Web page and app entries
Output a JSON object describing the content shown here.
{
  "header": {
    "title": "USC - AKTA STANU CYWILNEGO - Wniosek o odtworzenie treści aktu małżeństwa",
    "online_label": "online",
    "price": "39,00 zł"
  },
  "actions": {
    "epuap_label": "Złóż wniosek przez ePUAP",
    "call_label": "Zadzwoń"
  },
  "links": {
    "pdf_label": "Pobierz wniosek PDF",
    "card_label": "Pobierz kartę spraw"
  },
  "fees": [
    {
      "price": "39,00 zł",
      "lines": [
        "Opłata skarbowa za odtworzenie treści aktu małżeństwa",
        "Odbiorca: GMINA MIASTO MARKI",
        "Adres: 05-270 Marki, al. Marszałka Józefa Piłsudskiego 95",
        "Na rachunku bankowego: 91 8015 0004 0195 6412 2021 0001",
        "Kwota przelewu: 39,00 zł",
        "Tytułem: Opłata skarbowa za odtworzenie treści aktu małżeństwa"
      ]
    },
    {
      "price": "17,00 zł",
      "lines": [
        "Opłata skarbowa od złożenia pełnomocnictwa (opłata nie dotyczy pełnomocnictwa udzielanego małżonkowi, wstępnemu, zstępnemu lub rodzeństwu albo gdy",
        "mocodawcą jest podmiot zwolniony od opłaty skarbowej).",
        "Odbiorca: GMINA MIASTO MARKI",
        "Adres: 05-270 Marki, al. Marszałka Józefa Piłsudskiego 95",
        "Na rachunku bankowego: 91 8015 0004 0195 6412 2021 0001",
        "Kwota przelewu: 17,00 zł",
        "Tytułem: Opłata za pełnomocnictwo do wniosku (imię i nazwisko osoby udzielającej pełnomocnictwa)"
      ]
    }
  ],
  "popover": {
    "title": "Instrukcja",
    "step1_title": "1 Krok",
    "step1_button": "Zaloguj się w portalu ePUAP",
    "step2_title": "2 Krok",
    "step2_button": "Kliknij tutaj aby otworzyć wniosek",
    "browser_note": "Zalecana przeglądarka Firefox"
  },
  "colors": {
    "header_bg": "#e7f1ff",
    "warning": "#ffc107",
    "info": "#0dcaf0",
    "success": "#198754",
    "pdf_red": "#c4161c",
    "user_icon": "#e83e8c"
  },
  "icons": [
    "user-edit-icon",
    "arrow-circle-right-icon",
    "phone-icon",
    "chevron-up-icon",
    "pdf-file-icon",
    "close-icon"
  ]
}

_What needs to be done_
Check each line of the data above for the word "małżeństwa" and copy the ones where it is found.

_Response to the task_
    "title": "USC - AKTA STANU CYWILNEGO - Wniosek o odtworzenie treści aktu małżeństwa",
        "Opłata skarbowa za odtworzenie treści aktu małżeństwa",
        "Tytułem: Opłata skarbowa za odtworzenie treści aktu małżeństwa"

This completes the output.